Reproduce the data exactly as it stands.

RECORDS FOR THIS TASK:
▼

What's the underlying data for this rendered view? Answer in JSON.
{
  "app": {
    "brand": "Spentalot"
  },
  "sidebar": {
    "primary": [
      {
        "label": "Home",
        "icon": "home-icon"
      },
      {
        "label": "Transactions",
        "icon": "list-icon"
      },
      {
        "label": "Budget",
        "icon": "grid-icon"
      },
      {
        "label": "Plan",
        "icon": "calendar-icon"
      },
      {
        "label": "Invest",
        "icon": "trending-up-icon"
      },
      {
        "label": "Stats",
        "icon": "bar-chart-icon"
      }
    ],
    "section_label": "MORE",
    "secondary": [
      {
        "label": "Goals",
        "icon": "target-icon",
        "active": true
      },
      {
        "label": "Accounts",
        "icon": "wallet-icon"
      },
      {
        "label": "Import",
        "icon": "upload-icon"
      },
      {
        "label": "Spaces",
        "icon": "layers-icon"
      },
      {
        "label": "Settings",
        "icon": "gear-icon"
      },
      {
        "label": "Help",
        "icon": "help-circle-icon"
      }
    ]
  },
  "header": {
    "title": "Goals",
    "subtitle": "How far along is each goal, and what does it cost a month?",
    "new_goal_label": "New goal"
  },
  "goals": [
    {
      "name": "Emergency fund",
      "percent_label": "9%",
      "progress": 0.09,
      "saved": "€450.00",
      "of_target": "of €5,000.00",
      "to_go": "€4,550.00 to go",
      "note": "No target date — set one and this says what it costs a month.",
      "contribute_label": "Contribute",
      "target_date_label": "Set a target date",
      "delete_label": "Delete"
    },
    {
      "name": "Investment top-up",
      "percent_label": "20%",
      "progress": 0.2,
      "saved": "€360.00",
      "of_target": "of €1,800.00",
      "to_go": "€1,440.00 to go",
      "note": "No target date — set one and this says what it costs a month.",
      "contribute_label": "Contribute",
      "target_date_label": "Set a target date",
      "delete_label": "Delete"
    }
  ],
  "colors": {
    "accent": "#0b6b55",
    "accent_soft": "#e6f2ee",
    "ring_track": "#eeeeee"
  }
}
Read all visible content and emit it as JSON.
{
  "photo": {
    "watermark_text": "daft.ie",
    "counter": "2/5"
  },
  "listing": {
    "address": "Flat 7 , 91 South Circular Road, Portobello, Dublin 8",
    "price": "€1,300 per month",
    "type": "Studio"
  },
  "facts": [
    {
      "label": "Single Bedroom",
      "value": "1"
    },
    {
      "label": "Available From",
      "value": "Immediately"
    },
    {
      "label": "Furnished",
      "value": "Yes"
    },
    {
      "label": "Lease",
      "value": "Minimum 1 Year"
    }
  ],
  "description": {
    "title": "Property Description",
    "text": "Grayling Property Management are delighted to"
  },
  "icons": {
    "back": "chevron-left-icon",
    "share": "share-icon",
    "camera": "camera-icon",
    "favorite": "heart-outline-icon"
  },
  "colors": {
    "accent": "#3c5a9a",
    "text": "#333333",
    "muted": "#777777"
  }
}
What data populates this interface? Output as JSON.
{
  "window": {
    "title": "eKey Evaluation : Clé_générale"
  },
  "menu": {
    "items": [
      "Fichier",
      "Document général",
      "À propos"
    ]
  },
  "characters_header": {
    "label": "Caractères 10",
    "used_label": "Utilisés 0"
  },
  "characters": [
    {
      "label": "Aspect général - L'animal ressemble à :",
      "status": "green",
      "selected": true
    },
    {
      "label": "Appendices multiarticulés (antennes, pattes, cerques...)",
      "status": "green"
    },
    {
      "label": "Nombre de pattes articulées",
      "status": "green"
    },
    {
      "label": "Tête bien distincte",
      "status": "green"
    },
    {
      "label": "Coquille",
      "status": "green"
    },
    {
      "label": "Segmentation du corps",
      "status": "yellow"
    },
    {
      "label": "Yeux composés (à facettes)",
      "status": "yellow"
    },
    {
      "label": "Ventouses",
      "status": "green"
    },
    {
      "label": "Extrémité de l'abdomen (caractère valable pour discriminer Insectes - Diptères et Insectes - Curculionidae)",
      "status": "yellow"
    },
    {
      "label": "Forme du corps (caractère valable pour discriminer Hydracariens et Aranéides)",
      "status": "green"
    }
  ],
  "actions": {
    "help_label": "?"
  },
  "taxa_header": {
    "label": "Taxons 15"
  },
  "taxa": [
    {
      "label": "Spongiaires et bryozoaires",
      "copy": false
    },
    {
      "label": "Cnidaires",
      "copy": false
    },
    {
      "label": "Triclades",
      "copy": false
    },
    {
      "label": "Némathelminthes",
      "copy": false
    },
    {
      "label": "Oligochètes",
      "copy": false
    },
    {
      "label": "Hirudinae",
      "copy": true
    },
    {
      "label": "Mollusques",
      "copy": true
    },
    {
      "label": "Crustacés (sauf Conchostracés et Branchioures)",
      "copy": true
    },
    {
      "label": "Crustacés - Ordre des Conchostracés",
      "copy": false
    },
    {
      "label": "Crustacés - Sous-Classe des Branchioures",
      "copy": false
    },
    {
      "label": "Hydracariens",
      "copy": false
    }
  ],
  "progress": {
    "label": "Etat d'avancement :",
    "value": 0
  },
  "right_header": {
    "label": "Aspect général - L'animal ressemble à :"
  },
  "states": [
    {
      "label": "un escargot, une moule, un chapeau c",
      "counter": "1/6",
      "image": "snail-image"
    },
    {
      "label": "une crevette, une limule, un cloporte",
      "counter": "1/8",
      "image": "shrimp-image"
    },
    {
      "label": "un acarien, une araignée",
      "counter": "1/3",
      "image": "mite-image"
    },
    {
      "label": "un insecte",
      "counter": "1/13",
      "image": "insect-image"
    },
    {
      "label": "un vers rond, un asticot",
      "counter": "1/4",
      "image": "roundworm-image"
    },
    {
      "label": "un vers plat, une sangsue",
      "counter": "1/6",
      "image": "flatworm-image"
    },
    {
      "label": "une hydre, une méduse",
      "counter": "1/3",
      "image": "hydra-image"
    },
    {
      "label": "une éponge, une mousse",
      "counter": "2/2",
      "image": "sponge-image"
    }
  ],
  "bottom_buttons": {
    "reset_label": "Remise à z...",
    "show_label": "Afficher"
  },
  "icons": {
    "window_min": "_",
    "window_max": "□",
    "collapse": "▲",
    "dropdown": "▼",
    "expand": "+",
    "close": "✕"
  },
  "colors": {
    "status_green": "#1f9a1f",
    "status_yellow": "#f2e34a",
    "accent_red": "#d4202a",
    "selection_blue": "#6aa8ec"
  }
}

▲

YOUR RESPONSE:
What's the underlying data for this rendered view? Answer in JSON.
{
  "app": {
    "brand": "Spentalot"
  },
  "sidebar": {
    "primary": [
      {
        "label": "Home",
        "icon": "home-icon"
      },
      {
        "label": "Transactions",
        "icon": "list-icon"
      },
      {
        "label": "Budget",
        "icon": "grid-icon"
      },
      {
        "label": "Plan",
        "icon": "calendar-icon"
      },
      {
        "label": "Invest",
        "icon": "trending-up-icon"
      },
      {
        "label": "Stats",
        "icon": "bar-chart-icon"
      }
    ],
    "section_label": "MORE",
    "secondary": [
      {
        "label": "Goals",
        "icon": "target-icon",
        "active": true
      },
      {
        "label": "Accounts",
        "icon": "wallet-icon"
      },
      {
        "label": "Import",
        "icon": "upload-icon"
      },
      {
        "label": "Spaces",
        "icon": "layers-icon"
      },
      {
        "label": "Settings",
        "icon": "gear-icon"
      },
      {
        "label": "Help",
        "icon": "help-circle-icon"
      }
    ]
  },
  "header": {
    "title": "Goals",
    "subtitle": "How far along is each goal, and what does it cost a month?",
    "new_goal_label": "New goal"
  },
  "goals": [
    {
      "name": "Emergency fund",
      "percent_label": "9%",
      "progress": 0.09,
      "saved": "€450.00",
      "of_target": "of €5,000.00",
      "to_go": "€4,550.00 to go",
      "note": "No target date — set one and this says what it costs a month.",
      "contribute_label": "Contribute",
      "target_date_label": "Set a target date",
      "delete_label": "Delete"
    },
    {
      "name": "Investment top-up",
      "percent_label": "20%",
      "progress": 0.2,
      "saved": "€360.00",
      "of_target": "of €1,800.00",
      "to_go": "€1,440.00 to go",
      "note": "No target date — set one and this says what it costs a month.",
      "contribute_label": "Contribute",
      "target_date_label": "Set a target date",
      "delete_label": "Delete"
    }
  ],
  "colors": {
    "accent": "#0b6b55",
    "accent_soft": "#e6f2ee",
    "ring_track": "#eeeeee"
  }
}
Read all visible content and emit it as JSON.
{
  "photo": {
    "watermark_text": "daft.ie",
    "counter": "2/5"
  },
  "listing": {
    "address": "Flat 7 , 91 South Circular Road, Portobello, Dublin 8",
    "price": "€1,300 per month",
    "type": "Studio"
  },
  "facts": [
    {
      "label": "Single Bedroom",
      "value": "1"
    },
    {
      "label": "Available From",
      "value": "Immediately"
    },
    {
      "label": "Furnished",
      "value": "Yes"
    },
    {
      "label": "Lease",
      "value": "Minimum 1 Year"
    }
  ],
  "description": {
    "title": "Property Description",
    "text": "Grayling Property Management are delighted to"
  },
  "icons": {
    "back": "chevron-left-icon",
    "share": "share-icon",
    "camera": "camera-icon",
    "favorite": "heart-outline-icon"
  },
  "colors": {
    "accent": "#3c5a9a",
    "text": "#333333",
    "muted": "#777777"
  }
}
What data populates this interface? Output as JSON.
{
  "window": {
    "title": "eKey Evaluation : Clé_générale"
  },
  "menu": {
    "items": [
      "Fichier",
      "Document général",
      "À propos"
    ]
  },
  "characters_header": {
    "label": "Caractères 10",
    "used_label": "Utilisés 0"
  },
  "characters": [
    {
      "label": "Aspect général - L'animal ressemble à :",
      "status": "green",
      "selected": true
    },
    {
      "label": "Appendices multiarticulés (antennes, pattes, cerques...)",
      "status": "green"
    },
    {
      "label": "Nombre de pattes articulées",
      "status": "green"
    },
    {
      "label": "Tête bien distincte",
      "status": "green"
    },
    {
      "label": "Coquille",
      "status": "green"
    },
    {
      "label": "Segmentation du corps",
      "status": "yellow"
    },
    {
      "label": "Yeux composés (à facettes)",
      "status": "yellow"
    },
    {
      "label": "Ventouses",
      "status": "green"
    },
    {
      "label": "Extrémité de l'abdomen (caractère valable pour discriminer Insectes - Diptères et Insectes - Curculionidae)",
      "status": "yellow"
    },
    {
      "label": "Forme du corps (caractère valable pour discriminer Hydracariens et Aranéides)",
      "status": "green"
    }
  ],
  "actions": {
    "help_label": "?"
  },
  "taxa_header": {
    "label": "Taxons 15"
  },
  "taxa": [
    {
      "label": "Spongiaires et bryozoaires",
      "copy": false
    },
    {
      "label": "Cnidaires",
      "copy": false
    },
    {
      "label": "Triclades",
      "copy": false
    },
    {
      "label": "Némathelminthes",
      "copy": false
    },
    {
      "label": "Oligochètes",
      "copy": false
    },
    {
      "label": "Hirudinae",
      "copy": true
    },
    {
      "label": "Mollusques",
      "copy": true
    },
    {
      "label": "Crustacés (sauf Conchostracés et Branchioures)",
      "copy": true
    },
    {
      "label": "Crustacés - Ordre des Conchostracés",
      "copy": false
    },
    {
      "label": "Crustacés - Sous-Classe des Branchioures",
      "copy": false
    },
    {
      "label": "Hydracariens",
      "copy": false
    }
  ],
  "progress": {
    "label": "Etat d'avancement :",
    "value": 0
  },
  "right_header": {
    "label": "Aspect général - L'animal ressemble à :"
  },
  "states": [
    {
      "label": "un escargot, une moule, un chapeau c",
      "counter": "1/6",
      "image": "snail-image"
    },
    {
      "label": "une crevette, une limule, un cloporte",
      "counter": "1/8",
      "image": "shrimp-image"
    },
    {
      "label": "un acarien, une araignée",
      "counter": "1/3",
      "image": "mite-image"
    },
    {
      "label": "un insecte",
      "counter": "1/13",
      "image": "insect-image"
    },
    {
      "label": "un vers rond, un asticot",
      "counter": "1/4",
      "image": "roundworm-image"
    },
    {
      "label": "un vers plat, une sangsue",
      "counter": "1/6",
      "image": "flatworm-image"
    },
    {
      "label": "une hydre, une méduse",
      "counter": "1/3",
      "image": "hydra-image"
    },
    {
      "label": "une éponge, une mousse",
      "counter": "2/2",
      "image": "sponge-image"
    }
  ],
  "bottom_buttons": {
    "reset_label": "Remise à z...",
    "show_label": "Afficher"
  },
  "icons": {
    "window_min": "_",
    "window_max": "□",
    "collapse": "▲",
    "dropdown": "▼",
    "expand": "+",
    "close": "✕"
  },
  "colors": {
    "status_green": "#1f9a1f",
    "status_yellow": "#f2e34a",
    "accent_red": "#d4202a",
    "selection_blue": "#6aa8ec"
  }
}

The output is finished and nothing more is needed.